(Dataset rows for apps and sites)
*** Block opens ***
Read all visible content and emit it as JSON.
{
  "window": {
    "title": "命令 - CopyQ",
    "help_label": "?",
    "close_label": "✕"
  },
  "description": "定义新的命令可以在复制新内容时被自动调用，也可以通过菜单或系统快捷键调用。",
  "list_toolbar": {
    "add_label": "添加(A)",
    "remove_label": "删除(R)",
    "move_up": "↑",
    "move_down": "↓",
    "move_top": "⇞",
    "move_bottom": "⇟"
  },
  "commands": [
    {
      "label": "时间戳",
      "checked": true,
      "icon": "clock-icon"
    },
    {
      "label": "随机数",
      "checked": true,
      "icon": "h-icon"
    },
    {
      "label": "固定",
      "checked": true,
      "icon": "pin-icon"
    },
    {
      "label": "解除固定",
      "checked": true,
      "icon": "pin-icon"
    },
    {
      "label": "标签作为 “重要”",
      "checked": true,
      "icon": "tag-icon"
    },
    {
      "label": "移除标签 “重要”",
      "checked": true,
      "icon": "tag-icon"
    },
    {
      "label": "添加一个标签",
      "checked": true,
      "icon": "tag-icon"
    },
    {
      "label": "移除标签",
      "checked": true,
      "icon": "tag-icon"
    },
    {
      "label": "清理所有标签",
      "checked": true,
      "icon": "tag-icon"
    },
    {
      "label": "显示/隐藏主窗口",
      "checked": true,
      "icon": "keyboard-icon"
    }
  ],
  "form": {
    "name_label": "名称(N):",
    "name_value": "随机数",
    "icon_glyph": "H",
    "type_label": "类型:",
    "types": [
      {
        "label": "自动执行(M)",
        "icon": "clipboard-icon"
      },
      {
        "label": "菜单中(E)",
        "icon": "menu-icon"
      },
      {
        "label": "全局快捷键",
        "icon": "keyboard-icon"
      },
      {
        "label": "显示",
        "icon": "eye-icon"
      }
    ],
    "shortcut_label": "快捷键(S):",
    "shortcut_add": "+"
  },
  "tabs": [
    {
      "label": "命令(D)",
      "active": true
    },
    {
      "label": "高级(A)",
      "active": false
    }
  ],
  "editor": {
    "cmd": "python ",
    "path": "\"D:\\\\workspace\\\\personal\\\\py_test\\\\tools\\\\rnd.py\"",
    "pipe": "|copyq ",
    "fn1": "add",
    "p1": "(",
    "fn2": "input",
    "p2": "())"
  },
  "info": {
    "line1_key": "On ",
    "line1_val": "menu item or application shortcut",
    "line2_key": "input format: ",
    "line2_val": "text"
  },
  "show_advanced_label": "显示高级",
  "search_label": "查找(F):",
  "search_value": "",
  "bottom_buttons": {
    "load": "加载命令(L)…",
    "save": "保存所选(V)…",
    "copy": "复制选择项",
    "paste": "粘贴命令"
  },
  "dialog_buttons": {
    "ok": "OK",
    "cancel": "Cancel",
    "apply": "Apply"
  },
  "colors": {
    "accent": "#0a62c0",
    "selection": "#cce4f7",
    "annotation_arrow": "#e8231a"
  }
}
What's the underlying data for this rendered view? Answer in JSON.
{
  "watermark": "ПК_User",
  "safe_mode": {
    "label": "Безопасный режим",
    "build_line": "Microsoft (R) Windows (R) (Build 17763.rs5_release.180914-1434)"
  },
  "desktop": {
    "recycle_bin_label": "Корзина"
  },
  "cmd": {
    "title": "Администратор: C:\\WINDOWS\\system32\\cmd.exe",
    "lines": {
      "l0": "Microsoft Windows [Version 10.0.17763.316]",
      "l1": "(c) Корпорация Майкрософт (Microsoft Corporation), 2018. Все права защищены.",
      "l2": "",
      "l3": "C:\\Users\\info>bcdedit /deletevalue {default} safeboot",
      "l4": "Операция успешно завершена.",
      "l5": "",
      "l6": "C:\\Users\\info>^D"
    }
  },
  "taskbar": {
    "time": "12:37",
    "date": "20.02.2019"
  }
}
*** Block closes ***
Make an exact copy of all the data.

* _ANSWER TO THIS EXERCISE_:
Read all visible content and emit it as JSON.
{
  "window": {
    "title": "命令 - CopyQ",
    "help_label": "?",
    "close_label": "✕"
  },
  "description": "定义新的命令可以在复制新内容时被自动调用，也可以通过菜单或系统快捷键调用。",
  "list_toolbar": {
    "add_label": "添加(A)",
    "remove_label": "删除(R)",
    "move_up": "↑",
    "move_down": "↓",
    "move_top": "⇞",
    "move_bottom": "⇟"
  },
  "commands": [
    {
      "label": "时间戳",
      "checked": true,
      "icon": "clock-icon"
    },
    {
      "label": "随机数",
      "checked": true,
      "icon": "h-icon"
    },
    {
      "label": "固定",
      "checked": true,
      "icon": "pin-icon"
    },
    {
      "label": "解除固定",
      "checked": true,
      "icon": "pin-icon"
    },
    {
      "label": "标签作为 “重要”",
      "checked": true,
      "icon": "tag-icon"
    },
    {
      "label": "移除标签 “重要”",
      "checked": true,
      "icon": "tag-icon"
    },
    {
      "label": "添加一个标签",
      "checked": true,
      "icon": "tag-icon"
    },
    {
      "label": "移除标签",
      "checked": true,
      "icon": "tag-icon"
    },
    {
      "label": "清理所有标签",
      "checked": true,
      "icon": "tag-icon"
    },
    {
      "label": "显示/隐藏主窗口",
      "checked": true,
      "icon": "keyboard-icon"
    }
  ],
  "form": {
    "name_label": "名称(N):",
    "name_value": "随机数",
    "icon_glyph": "H",
    "type_label": "类型:",
    "types": [
      {
        "label": "自动执行(M)",
        "icon": "clipboard-icon"
      },
      {
        "label": "菜单中(E)",
        "icon": "menu-icon"
      },
      {
        "label": "全局快捷键",
        "icon": "keyboard-icon"
      },
      {
        "label": "显示",
        "icon": "eye-icon"
      }
    ],
    "shortcut_label": "快捷键(S):",
    "shortcut_add": "+"
  },
  "tabs": [
    {
      "label": "命令(D)",
      "active": true
    },
    {
      "label": "高级(A)",
      "active": false
    }
  ],
  "editor": {
    "cmd": "python ",
    "path": "\"D:\\\\workspace\\\\personal\\\\py_test\\\\tools\\\\rnd.py\"",
    "pipe": "|copyq ",
    "fn1": "add",
    "p1": "(",
    "fn2": "input",
    "p2": "())"
  },
  "info": {
    "line1_key": "On ",
    "line1_val": "menu item or application shortcut",
    "line2_key": "input format: ",
    "line2_val": "text"
  },
  "show_advanced_label": "显示高级",
  "search_label": "查找(F):",
  "search_value": "",
  "bottom_buttons": {
    "load": "加载命令(L)…",
    "save": "保存所选(V)…",
    "copy": "复制选择项",
    "paste": "粘贴命令"
  },
  "dialog_buttons": {
    "ok": "OK",
    "cancel": "Cancel",
    "apply": "Apply"
  },
  "colors": {
    "accent": "#0a62c0",
    "selection": "#cce4f7",
    "annotation_arrow": "#e8231a"
  }
}
What's the underlying data for this rendered view? Answer in JSON.
{
  "watermark": "ПК_User",
  "safe_mode": {
    "label": "Безопасный режим",
    "build_line": "Microsoft (R) Windows (R) (Build 17763.rs5_release.180914-1434)"
  },
  "desktop": {
    "recycle_bin_label": "Корзина"
  },
  "cmd": {
    "title": "Администратор: C:\\WINDOWS\\system32\\cmd.exe",
    "lines": {
      "l0": "Microsoft Windows [Version 10.0.17763.316]",
      "l1": "(c) Корпорация Майкрософт (Microsoft Corporation), 2018. Все права защищены.",
      "l2": "",
      "l3": "C:\\Users\\info>bcdedit /deletevalue {default} safeboot",
      "l4": "Операция успешно завершена.",
      "l5": "",
      "l6": "C:\\Users\\info>^D"
    }
  },
  "taskbar": {
    "time": "12:37",
    "date": "20.02.2019"
  }
}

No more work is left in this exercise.